8) Do clients ever make strange requests?
I do not consider any request “strange”. Whatever the request may be, it means something to the individual client. Many people ask for specific things to be cremated with their pet, such as a special toy, a favorite treat, or a blanket. This is a pretty normal and common request. Every once in a while however, we do get requests that are a little outside the norm. A past client did request one of his dog’s canines be removed so he could make it into a necklace. Unfortunately, I would not do this, because it would require quite a bit of force, and possibly breaking his dog’s jaw. I personally felt like I would be disrespecting the dog if I treated his body in that way. Instead, we offered to pick out a canine after the cremation and put it in a vial that he could wear on a necklace. It was a happy medium for both of us.
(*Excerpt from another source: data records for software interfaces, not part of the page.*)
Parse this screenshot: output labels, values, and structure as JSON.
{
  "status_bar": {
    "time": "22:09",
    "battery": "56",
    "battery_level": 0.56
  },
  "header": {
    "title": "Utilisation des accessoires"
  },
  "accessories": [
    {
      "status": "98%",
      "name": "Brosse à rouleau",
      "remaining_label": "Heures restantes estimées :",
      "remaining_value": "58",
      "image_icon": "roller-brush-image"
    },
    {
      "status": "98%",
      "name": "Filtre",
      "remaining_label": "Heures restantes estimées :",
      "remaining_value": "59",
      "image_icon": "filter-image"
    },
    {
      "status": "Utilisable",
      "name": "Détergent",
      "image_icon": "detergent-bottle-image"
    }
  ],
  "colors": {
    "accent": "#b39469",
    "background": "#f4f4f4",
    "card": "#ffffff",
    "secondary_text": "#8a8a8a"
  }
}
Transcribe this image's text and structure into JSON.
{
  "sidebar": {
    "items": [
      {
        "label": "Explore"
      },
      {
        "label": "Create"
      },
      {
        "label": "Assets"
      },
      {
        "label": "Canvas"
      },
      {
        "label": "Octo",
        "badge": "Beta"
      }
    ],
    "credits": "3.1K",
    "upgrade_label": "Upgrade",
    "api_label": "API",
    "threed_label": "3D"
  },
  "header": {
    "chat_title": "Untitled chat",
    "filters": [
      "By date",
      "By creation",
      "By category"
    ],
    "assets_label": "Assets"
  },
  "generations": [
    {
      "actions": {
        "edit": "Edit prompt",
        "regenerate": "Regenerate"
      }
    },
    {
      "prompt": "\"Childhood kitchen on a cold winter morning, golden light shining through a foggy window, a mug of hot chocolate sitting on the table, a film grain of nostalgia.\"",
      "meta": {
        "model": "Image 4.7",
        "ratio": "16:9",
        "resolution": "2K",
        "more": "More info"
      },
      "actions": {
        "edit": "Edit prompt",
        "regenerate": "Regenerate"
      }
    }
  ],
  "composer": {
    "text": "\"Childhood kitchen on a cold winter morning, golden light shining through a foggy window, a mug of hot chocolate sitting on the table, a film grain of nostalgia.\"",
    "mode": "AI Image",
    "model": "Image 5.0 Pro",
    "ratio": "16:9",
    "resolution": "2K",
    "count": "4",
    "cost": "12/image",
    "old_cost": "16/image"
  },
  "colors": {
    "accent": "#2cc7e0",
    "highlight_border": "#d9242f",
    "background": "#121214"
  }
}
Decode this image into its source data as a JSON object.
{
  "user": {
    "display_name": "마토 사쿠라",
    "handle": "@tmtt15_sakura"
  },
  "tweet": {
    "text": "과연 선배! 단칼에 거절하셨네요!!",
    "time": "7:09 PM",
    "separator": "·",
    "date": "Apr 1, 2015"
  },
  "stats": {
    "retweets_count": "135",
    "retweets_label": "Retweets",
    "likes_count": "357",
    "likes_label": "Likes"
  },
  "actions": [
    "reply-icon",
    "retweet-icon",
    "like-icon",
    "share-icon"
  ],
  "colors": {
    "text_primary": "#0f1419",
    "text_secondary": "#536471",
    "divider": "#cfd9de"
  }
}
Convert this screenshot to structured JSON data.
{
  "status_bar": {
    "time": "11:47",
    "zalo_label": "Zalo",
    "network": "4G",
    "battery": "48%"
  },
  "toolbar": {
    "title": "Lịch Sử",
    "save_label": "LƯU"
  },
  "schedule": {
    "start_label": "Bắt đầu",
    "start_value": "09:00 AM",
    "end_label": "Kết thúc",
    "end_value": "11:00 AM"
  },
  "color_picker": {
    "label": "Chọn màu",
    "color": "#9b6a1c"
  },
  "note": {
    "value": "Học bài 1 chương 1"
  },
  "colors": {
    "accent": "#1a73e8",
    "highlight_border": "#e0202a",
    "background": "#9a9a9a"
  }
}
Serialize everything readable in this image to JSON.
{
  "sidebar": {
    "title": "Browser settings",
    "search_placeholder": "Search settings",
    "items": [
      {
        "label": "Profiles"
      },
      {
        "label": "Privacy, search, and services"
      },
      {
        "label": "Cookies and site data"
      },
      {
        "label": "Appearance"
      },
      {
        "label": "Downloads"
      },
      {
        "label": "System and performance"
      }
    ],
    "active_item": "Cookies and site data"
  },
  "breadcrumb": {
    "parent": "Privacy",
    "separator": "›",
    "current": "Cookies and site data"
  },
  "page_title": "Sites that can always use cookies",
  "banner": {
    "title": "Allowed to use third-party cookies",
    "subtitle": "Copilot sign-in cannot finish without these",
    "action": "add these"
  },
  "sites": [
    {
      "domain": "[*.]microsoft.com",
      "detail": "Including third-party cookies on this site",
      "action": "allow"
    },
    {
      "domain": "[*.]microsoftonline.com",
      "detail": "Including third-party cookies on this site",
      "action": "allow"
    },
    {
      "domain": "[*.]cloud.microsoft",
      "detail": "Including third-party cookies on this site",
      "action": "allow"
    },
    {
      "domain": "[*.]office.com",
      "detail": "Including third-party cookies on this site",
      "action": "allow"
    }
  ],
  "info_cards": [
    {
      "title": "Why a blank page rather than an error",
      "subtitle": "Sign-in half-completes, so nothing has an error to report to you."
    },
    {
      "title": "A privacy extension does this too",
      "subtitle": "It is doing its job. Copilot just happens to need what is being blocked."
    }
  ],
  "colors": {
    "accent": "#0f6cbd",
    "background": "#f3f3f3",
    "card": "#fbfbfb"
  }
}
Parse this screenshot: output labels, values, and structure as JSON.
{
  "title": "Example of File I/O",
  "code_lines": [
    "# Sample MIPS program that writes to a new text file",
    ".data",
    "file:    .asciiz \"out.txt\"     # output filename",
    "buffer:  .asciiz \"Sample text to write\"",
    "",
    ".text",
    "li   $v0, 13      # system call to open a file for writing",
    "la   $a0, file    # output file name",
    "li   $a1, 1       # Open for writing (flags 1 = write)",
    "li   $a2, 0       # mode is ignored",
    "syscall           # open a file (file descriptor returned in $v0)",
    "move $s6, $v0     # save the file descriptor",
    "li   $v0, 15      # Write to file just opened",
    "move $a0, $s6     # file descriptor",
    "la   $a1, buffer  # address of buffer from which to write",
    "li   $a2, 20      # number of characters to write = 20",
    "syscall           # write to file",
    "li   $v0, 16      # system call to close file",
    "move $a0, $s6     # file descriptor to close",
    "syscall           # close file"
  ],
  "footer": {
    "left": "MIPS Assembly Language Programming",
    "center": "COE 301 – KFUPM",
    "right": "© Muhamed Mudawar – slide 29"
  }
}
9) Do people visit their buried pets often?
At the SVPC cemetery, we have many clients who visit on a weekly basis. Sometimes they even come multiple times in a week. One particular family brings lawn chairs and spends over an hour at their pet’s plot, talking to him and filling him in on their life. We actually become very close with many of our burial clients. They usually stop in to say hi when they visit and to thank us for changing the water in their flower vases. Our burial clients have become their own small community. It is really a lovely thing to see and experience.
10) Isn’t working at a pet cemetery incredibly depressing?
Once again, I cannot lie. Working at a pet cemetery can be very difficult at times. My job is to take on the pain of other people and sympathize with what they are going through. In a way, this makes me re-live losing my own pets over and over again. There are some days that are extremely difficult. I own a pug, so whenever someone comes in with a pug, it is especially hard. When you love and care for animals the way I and the rest of the staff at SVPC do, seeing them deceased day after day can definitely have an effect on you. The animals are not the only difficult part of the job, however. Everyone deals with grief differently. My job is to help my client and their pet, no matter what state of mind they are in. Sometimes, people can barely make out words between their tears. Other people get angry over simple things to mask how they are really feeling. This can be taxing over time. But through all of the sadness and depressing moments, there is one thing I always remember. I am giving this pet the respectful, dignified end it deserves. Then I get to give this pet back to it’s family. That is what means the most to me personally. I know I speak for the entire staff when I say that it is so incredibly rewarding to return a pet to the family that misses it so much. That is what keeps us doing what we do.
Thank you for such an in-depth & honest look behind the scenes at SVPC, Natalie!